[Data items]
● ● ●

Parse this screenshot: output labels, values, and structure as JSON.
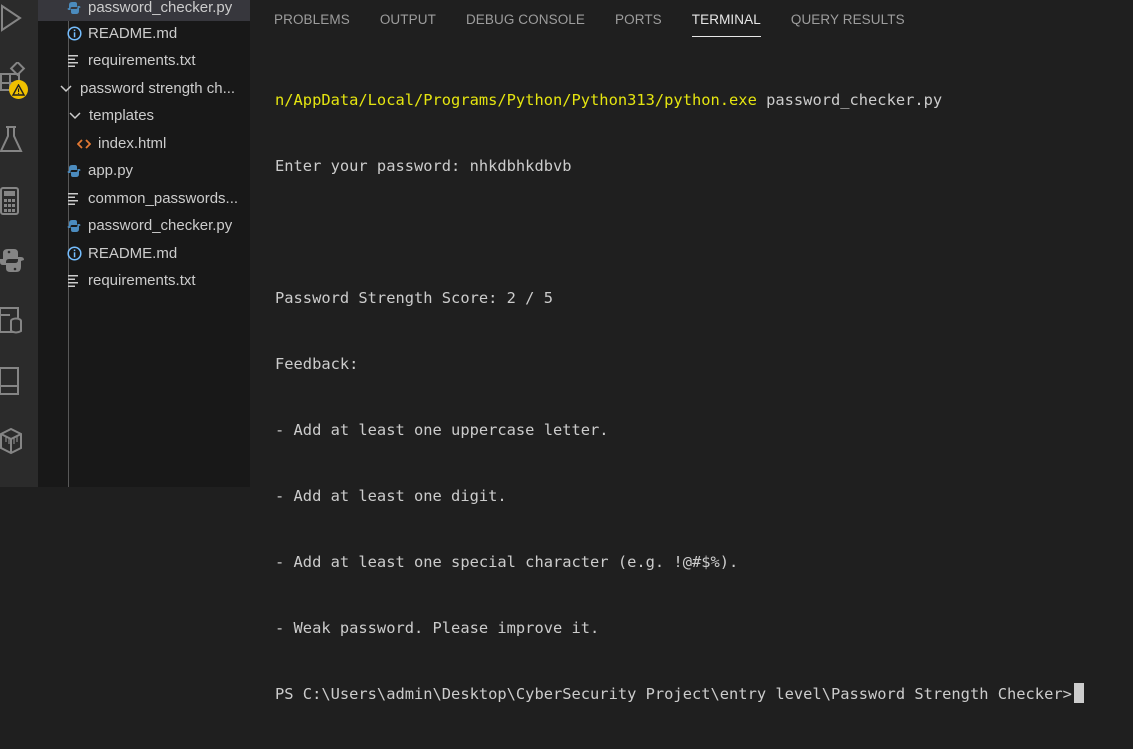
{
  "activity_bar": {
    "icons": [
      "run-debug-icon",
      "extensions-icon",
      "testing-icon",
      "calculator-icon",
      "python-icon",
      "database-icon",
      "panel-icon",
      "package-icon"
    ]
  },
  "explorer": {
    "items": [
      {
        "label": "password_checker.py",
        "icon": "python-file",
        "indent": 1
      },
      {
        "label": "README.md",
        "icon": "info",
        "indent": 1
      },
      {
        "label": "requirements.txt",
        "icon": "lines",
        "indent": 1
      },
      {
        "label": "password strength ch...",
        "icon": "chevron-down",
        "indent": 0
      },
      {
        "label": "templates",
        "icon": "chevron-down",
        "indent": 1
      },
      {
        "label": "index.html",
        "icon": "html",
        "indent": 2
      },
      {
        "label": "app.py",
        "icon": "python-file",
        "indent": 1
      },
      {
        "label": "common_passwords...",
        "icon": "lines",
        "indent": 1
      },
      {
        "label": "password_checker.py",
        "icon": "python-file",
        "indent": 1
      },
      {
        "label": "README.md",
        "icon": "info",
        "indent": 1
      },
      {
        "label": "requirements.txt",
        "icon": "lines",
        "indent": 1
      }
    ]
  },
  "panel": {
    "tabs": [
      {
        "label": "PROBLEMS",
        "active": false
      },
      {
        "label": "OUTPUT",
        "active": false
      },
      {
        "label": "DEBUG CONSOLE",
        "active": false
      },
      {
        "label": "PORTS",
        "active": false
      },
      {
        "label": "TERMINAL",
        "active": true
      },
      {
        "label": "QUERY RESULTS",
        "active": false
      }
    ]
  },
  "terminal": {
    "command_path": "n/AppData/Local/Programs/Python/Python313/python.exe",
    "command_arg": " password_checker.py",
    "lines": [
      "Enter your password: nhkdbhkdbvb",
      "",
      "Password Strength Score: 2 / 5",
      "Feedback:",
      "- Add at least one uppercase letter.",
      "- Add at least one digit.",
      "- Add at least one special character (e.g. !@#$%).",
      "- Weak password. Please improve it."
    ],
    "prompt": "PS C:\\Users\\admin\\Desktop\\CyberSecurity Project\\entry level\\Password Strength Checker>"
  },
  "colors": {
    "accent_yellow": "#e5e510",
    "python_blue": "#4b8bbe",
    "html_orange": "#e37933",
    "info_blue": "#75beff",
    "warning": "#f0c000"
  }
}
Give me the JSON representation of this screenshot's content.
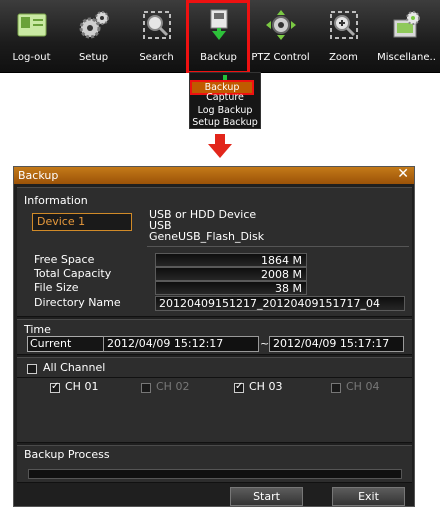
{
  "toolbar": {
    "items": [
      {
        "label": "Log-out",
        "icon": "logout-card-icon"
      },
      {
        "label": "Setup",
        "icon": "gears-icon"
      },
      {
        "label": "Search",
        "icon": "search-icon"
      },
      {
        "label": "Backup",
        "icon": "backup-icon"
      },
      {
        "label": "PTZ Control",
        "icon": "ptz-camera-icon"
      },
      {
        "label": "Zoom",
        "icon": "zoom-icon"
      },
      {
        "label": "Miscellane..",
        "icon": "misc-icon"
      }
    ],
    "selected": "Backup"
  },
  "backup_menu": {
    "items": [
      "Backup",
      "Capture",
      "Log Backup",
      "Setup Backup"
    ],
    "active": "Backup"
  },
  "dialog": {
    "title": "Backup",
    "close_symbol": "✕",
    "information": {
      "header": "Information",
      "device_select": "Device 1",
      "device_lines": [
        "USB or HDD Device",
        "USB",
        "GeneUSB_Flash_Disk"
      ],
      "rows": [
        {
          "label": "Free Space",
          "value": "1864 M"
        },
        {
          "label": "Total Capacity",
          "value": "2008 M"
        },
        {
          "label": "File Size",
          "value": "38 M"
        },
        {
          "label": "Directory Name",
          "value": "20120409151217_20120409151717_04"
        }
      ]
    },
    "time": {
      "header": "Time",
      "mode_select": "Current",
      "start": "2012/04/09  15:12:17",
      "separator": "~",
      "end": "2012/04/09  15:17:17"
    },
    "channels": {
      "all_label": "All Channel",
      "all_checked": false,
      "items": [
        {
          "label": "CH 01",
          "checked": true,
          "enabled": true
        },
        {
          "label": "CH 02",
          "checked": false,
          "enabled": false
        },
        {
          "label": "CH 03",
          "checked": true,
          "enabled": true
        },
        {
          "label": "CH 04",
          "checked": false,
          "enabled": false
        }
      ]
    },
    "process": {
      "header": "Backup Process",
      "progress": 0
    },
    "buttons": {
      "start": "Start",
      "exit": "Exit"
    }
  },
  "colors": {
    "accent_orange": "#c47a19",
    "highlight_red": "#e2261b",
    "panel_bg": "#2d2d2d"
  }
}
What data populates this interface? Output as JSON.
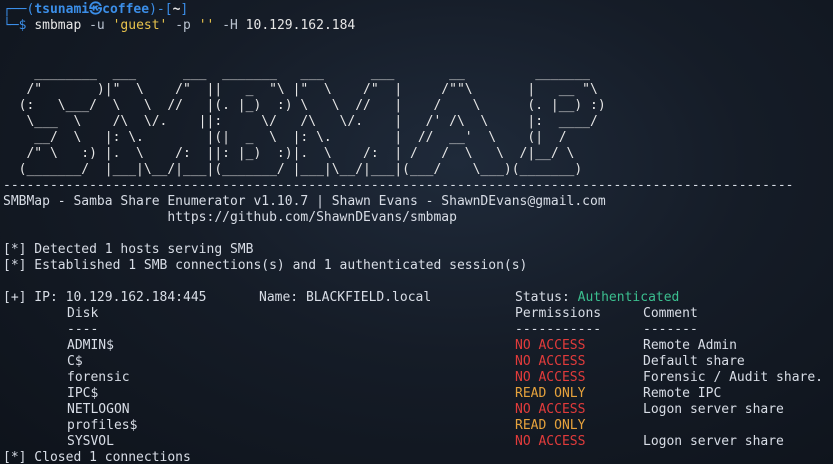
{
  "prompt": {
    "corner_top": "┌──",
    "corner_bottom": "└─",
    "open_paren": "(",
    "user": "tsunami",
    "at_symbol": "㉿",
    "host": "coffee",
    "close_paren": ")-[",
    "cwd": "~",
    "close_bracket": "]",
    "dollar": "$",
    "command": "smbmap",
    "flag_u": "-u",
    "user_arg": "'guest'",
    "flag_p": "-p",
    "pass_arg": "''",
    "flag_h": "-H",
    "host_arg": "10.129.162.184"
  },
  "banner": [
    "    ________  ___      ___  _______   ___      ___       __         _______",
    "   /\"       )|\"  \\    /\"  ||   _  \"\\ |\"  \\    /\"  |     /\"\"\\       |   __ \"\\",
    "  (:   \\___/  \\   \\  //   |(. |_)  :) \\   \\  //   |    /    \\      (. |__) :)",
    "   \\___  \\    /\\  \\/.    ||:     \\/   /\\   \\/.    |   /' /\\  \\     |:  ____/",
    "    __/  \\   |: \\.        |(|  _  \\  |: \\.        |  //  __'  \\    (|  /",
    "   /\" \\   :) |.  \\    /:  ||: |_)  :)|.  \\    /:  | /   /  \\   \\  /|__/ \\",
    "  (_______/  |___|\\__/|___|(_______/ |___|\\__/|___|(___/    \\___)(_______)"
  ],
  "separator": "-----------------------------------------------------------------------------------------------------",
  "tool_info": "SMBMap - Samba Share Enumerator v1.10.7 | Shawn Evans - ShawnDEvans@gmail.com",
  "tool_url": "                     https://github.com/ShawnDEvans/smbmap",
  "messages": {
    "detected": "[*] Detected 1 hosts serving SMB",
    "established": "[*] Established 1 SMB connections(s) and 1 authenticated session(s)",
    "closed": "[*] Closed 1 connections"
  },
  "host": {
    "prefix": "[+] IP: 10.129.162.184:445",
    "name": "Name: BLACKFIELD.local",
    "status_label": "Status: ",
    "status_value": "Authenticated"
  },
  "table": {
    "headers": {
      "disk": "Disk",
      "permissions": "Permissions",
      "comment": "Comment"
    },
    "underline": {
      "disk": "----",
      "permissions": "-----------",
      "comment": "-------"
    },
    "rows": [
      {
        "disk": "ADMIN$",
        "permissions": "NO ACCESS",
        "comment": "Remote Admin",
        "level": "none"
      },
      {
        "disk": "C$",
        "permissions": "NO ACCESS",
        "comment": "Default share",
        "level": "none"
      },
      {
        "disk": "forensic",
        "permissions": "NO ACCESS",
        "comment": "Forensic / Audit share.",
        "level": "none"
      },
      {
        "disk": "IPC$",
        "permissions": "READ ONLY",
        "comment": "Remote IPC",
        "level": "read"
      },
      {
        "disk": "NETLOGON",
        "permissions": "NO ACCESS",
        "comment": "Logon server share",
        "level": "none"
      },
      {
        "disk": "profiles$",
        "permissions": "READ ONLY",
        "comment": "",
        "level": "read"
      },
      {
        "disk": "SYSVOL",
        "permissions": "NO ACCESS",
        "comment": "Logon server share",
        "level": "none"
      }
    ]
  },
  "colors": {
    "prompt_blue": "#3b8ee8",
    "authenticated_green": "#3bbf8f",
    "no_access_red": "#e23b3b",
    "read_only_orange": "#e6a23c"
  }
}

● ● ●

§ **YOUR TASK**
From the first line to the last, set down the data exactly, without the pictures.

§ **ANSWER AREA**
Parse this screenshot: output labels, values, and structure as JSON.
{
  "activity_bar": {
    "icons": [
      "run-debug-icon",
      "extensions-icon",
      "testing-icon",
      "calculator-icon",
      "python-icon",
      "database-icon",
      "panel-icon",
      "package-icon"
    ]
  },
  "explorer": {
    "items": [
      {
        "label": "password_checker.py",
        "icon": "python-file",
        "indent": 1
      },
      {
        "label": "README.md",
        "icon": "info",
        "indent": 1
      },
      {
        "label": "requirements.txt",
        "icon": "lines",
        "indent": 1
      },
      {
        "label": "password strength ch...",
        "icon": "chevron-down",
        "indent": 0
      },
      {
        "label": "templates",
        "icon": "chevron-down",
        "indent": 1
      },
      {
        "label": "index.html",
        "icon": "html",
        "indent": 2
      },
      {
        "label": "app.py",
        "icon": "python-file",
        "indent": 1
      },
      {
        "label": "common_passwords...",
        "icon": "lines",
        "indent": 1
      },
      {
        "label": "password_checker.py",
        "icon": "python-file",
        "indent": 1
      },
      {
        "label": "README.md",
        "icon": "info",
        "indent": 1
      },
      {
        "label": "requirements.txt",
        "icon": "lines",
        "indent": 1
      }
    ]
  },
  "panel": {
    "tabs": [
      {
        "label": "PROBLEMS",
        "active": false
      },
      {
        "label": "OUTPUT",
        "active": false
      },
      {
        "label": "DEBUG CONSOLE",
        "active": false
      },
      {
        "label": "PORTS",
        "active": false
      },
      {
        "label": "TERMINAL",
        "active": true
      },
      {
        "label": "QUERY RESULTS",
        "active": false
      }
    ]
  },
  "terminal": {
    "command_path": "n/AppData/Local/Programs/Python/Python313/python.exe",
    "command_arg": " password_checker.py",
    "lines": [
      "Enter your password: nhkdbhkdbvb",
      "",
      "Password Strength Score: 2 / 5",
      "Feedback:",
      "- Add at least one uppercase letter.",
      "- Add at least one digit.",
      "- Add at least one special character (e.g. !@#$%).",
      "- Weak password. Please improve it."
    ],
    "prompt": "PS C:\\Users\\admin\\Desktop\\CyberSecurity Project\\entry level\\Password Strength Checker>"
  },
  "colors": {
    "accent_yellow": "#e5e510",
    "python_blue": "#4b8bbe",
    "html_orange": "#e37933",
    "info_blue": "#75beff",
    "warning": "#f0c000"
  }
}
Give me the JSON representation of this screenshot's content.
{
  "toolbar": {
    "items": [
      {
        "label": "Log-out",
        "icon": "logout-card-icon"
      },
      {
        "label": "Setup",
        "icon": "gears-icon"
      },
      {
        "label": "Search",
        "icon": "search-icon"
      },
      {
        "label": "Backup",
        "icon": "backup-icon"
      },
      {
        "label": "PTZ Control",
        "icon": "ptz-camera-icon"
      },
      {
        "label": "Zoom",
        "icon": "zoom-icon"
      },
      {
        "label": "Miscellane..",
        "icon": "misc-icon"
      }
    ],
    "selected": "Backup"
  },
  "backup_menu": {
    "items": [
      "Backup",
      "Capture",
      "Log Backup",
      "Setup Backup"
    ],
    "active": "Backup"
  },
  "dialog": {
    "title": "Backup",
    "close_symbol": "✕",
    "information": {
      "header": "Information",
      "device_select": "Device 1",
      "device_lines": [
        "USB or HDD Device",
        "USB",
        "GeneUSB_Flash_Disk"
      ],
      "rows": [
        {
          "label": "Free Space",
          "value": "1864 M"
        },
        {
          "label": "Total Capacity",
          "value": "2008 M"
        },
        {
          "label": "File Size",
          "value": "38 M"
        },
        {
          "label": "Directory Name",
          "value": "20120409151217_20120409151717_04"
        }
      ]
    },
    "time": {
      "header": "Time",
      "mode_select": "Current",
      "start": "2012/04/09  15:12:17",
      "separator": "~",
      "end": "2012/04/09  15:17:17"
    },
    "channels": {
      "all_label": "All Channel",
      "all_checked": false,
      "items": [
        {
          "label": "CH 01",
          "checked": true,
          "enabled": true
        },
        {
          "label": "CH 02",
          "checked": false,
          "enabled": false
        },
        {
          "label": "CH 03",
          "checked": true,
          "enabled": true
        },
        {
          "label": "CH 04",
          "checked": false,
          "enabled": false
        }
      ]
    },
    "process": {
      "header": "Backup Process",
      "progress": 0
    },
    "buttons": {
      "start": "Start",
      "exit": "Exit"
    }
  },
  "colors": {
    "accent_orange": "#c47a19",
    "highlight_red": "#e2261b",
    "panel_bg": "#2d2d2d"
  }
}
What data populates this interface? Output as JSON.
{
  "prompt": {
    "corner_top": "┌──",
    "corner_bottom": "└─",
    "open_paren": "(",
    "user": "tsunami",
    "at_symbol": "㉿",
    "host": "coffee",
    "close_paren": ")-[",
    "cwd": "~",
    "close_bracket": "]",
    "dollar": "$",
    "command": "smbmap",
    "flag_u": "-u",
    "user_arg": "'guest'",
    "flag_p": "-p",
    "pass_arg": "''",
    "flag_h": "-H",
    "host_arg": "10.129.162.184"
  },
  "banner": [
    "    ________  ___      ___  _______   ___      ___       __         _______",
    "   /\"       )|\"  \\    /\"  ||   _  \"\\ |\"  \\    /\"  |     /\"\"\\       |   __ \"\\",
    "  (:   \\___/  \\   \\  //   |(. |_)  :) \\   \\  //   |    /    \\      (. |__) :)",
    "   \\___  \\    /\\  \\/.    ||:     \\/   /\\   \\/.    |   /' /\\  \\     |:  ____/",
    "    __/  \\   |: \\.        |(|  _  \\  |: \\.        |  //  __'  \\    (|  /",
    "   /\" \\   :) |.  \\    /:  ||: |_)  :)|.  \\    /:  | /   /  \\   \\  /|__/ \\",
    "  (_______/  |___|\\__/|___|(_______/ |___|\\__/|___|(___/    \\___)(_______)"
  ],
  "separator": "-----------------------------------------------------------------------------------------------------",
  "tool_info": "SMBMap - Samba Share Enumerator v1.10.7 | Shawn Evans - ShawnDEvans@gmail.com",
  "tool_url": "                     https://github.com/ShawnDEvans/smbmap",
  "messages": {
    "detected": "[*] Detected 1 hosts serving SMB",
    "established": "[*] Established 1 SMB connections(s) and 1 authenticated session(s)",
    "closed": "[*] Closed 1 connections"
  },
  "host": {
    "prefix": "[+] IP: 10.129.162.184:445",
    "name": "Name: BLACKFIELD.local",
    "status_label": "Status: ",
    "status_value": "Authenticated"
  },
  "table": {
    "headers": {
      "disk": "Disk",
      "permissions": "Permissions",
      "comment": "Comment"
    },
    "underline": {
      "disk": "----",
      "permissions": "-----------",
      "comment": "-------"
    },
    "rows": [
      {
        "disk": "ADMIN$",
        "permissions": "NO ACCESS",
        "comment": "Remote Admin",
        "level": "none"
      },
      {
        "disk": "C$",
        "permissions": "NO ACCESS",
        "comment": "Default share",
        "level": "none"
      },
      {
        "disk": "forensic",
        "permissions": "NO ACCESS",
        "comment": "Forensic / Audit share.",
        "level": "none"
      },
      {
        "disk": "IPC$",
        "permissions": "READ ONLY",
        "comment": "Remote IPC",
        "level": "read"
      },
      {
        "disk": "NETLOGON",
        "permissions": "NO ACCESS",
        "comment": "Logon server share",
        "level": "none"
      },
      {
        "disk": "profiles$",
        "permissions": "READ ONLY",
        "comment": "",
        "level": "read"
      },
      {
        "disk": "SYSVOL",
        "permissions": "NO ACCESS",
        "comment": "Logon server share",
        "level": "none"
      }
    ]
  },
  "colors": {
    "prompt_blue": "#3b8ee8",
    "authenticated_green": "#3bbf8f",
    "no_access_red": "#e23b3b",
    "read_only_orange": "#e6a23c"
  }
}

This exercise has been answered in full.